In each of today’s readings, we are invited to recognize Christ’s resurrection not only as the guarantee of our salvation, but also as a reality that transforms how we live and how we serve others every day….
As we continue through the Easter season and near the feast of Pentecost, we can draw on today’s readings for important insights about the role of the Holy Spirit in our lives and in the life of the church. Likewise, we can reflect on what belief in the resurrection means in our lives and the importance of Christ’s sacrifice for the salvation of all. (2021)
Fr. George Smiga
BUILDING ON THE WORD
Today’s Gospel is one of several places in the New Testament where Jesus is associated with a shepherd. If Jesus is the shepherd, then we are the sheep. Now I must admit that it is not uncommon for people to approached me and complain about this image. They point out that sheep are dirty and dull animals—animals with which they are not flattered to be compared. As one man told me, “I am a beloved child of God, not some clueless farm animal!”
The point is well taken. Yet the Scriptures do not present sheep to us in order to imply that we are sheep. We are not sheep. For that matter, neither is Jesus a shepherd. But the image of shepherd and sheep is used to say something about our relationship to God. Therefore, today, rather than being distracted by the animal imagery, I would like to ask what is useful about it. How does the image of sheep help us understand our relationship to God.
I think the place to begin is by noting that sheep are different from cows. Cows are rather confident animals. They are not easily panicked. So if you own a number of cows, you are able to herd them. You can stand behind them and shake a stick or make a loud noise and the cows will look back and say, “I don’t know what that person is doing, but I want to get away from him.”—and together they will move ahead as a group. You can herd cows by getting behind them and pushing them forward.
Sheep are different. They are not as confident as cows and are easily shaken. If you stand behind a group of sheep and shake a stick or make a loud noise, they will panic and disperse in every direction.
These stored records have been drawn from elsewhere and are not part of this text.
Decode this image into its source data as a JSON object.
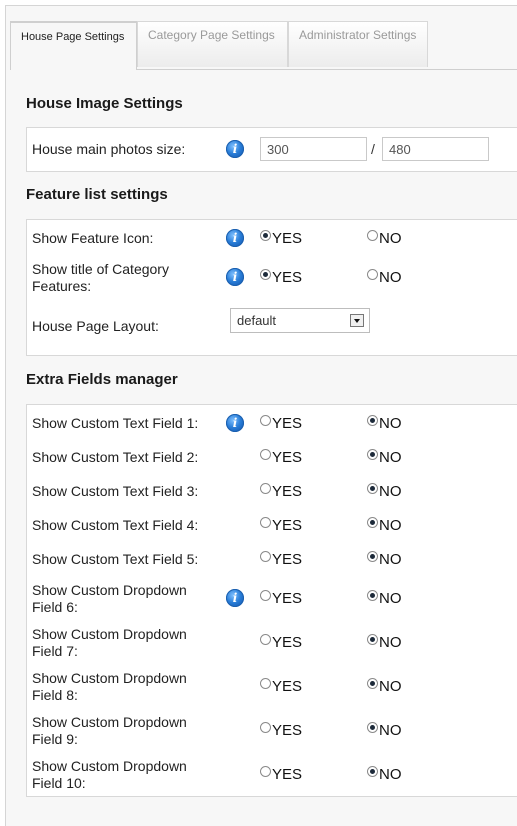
{
  "tabs": [
    {
      "label": "House Page Settings",
      "active": true
    },
    {
      "label": "Category Page Settings",
      "active": false
    },
    {
      "label": "Administrator Settings",
      "active": false
    }
  ],
  "image_section": {
    "title": "House Image Settings",
    "photo_size_label": "House main photos size:",
    "width_value": "300",
    "separator": "/",
    "height_value": "480"
  },
  "feature_section": {
    "title": "Feature list settings",
    "rows": [
      {
        "label": "Show Feature Icon:",
        "yes": "YES",
        "no": "NO",
        "selected": "YES"
      },
      {
        "label": "Show title of Category Features:",
        "yes": "YES",
        "no": "NO",
        "selected": "YES"
      }
    ],
    "layout_label": "House Page Layout:",
    "layout_value": "default"
  },
  "extra_section": {
    "title": "Extra Fields manager",
    "rows": [
      {
        "label": "Show Custom Text Field 1:",
        "yes": "YES",
        "no": "NO",
        "selected": "NO"
      },
      {
        "label": "Show Custom Text Field 2:",
        "yes": "YES",
        "no": "NO",
        "selected": "NO"
      },
      {
        "label": "Show Custom Text Field 3:",
        "yes": "YES",
        "no": "NO",
        "selected": "NO"
      },
      {
        "label": "Show Custom Text Field 4:",
        "yes": "YES",
        "no": "NO",
        "selected": "NO"
      },
      {
        "label": "Show Custom Text Field 5:",
        "yes": "YES",
        "no": "NO",
        "selected": "NO"
      },
      {
        "label": "Show Custom Dropdown Field 6:",
        "yes": "YES",
        "no": "NO",
        "selected": "NO"
      },
      {
        "label": "Show Custom Dropdown Field 7:",
        "yes": "YES",
        "no": "NO",
        "selected": "NO"
      },
      {
        "label": "Show Custom Dropdown Field 8:",
        "yes": "YES",
        "no": "NO",
        "selected": "NO"
      },
      {
        "label": "Show Custom Dropdown Field 9:",
        "yes": "YES",
        "no": "NO",
        "selected": "NO"
      },
      {
        "label": "Show Custom Dropdown Field 10:",
        "yes": "YES",
        "no": "NO",
        "selected": "NO"
      }
    ]
  },
  "icons": {
    "info": "info-icon"
  },
  "colors": {
    "info_blue": "#2a7ed8",
    "panel_bg": "#f7f7f7"
  }
}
The only way you can move a group of sheep forward is by having them trust you. Then when they hear your voice, they will follow it. In other words, sheep cannot be herded. They must be led. (2012)
Fr. John Kavanaugh, SJ
SUNDAY WEB SITE
One of my earliest schoolday memories is concern for pagan babies. We would have collections or be given little banks for the purpose of saving them one at a time. There might even be pictures or names we could relate to, sent to us by missionaries.
Some of us wondered what happened to all the countless children of the world who suffered, not only for lack of food, but for want of faith in Jesus. Limbo was proposed as an answer to our cares. It wasn’t heaven. But it was not hell. Small comfort for us would-be lawyers quarreling over equity and fairness in the universe.
The problem was made worse by Bible history. All those heroes and heroines—Moses and Miriam, David and Ruth, Sarah and Noah—assigned to limbo? By high school I had uncomfortably added other names, from Socrates to Gandhi. And the sophistication of adulthood did not ease the irritation….(1997)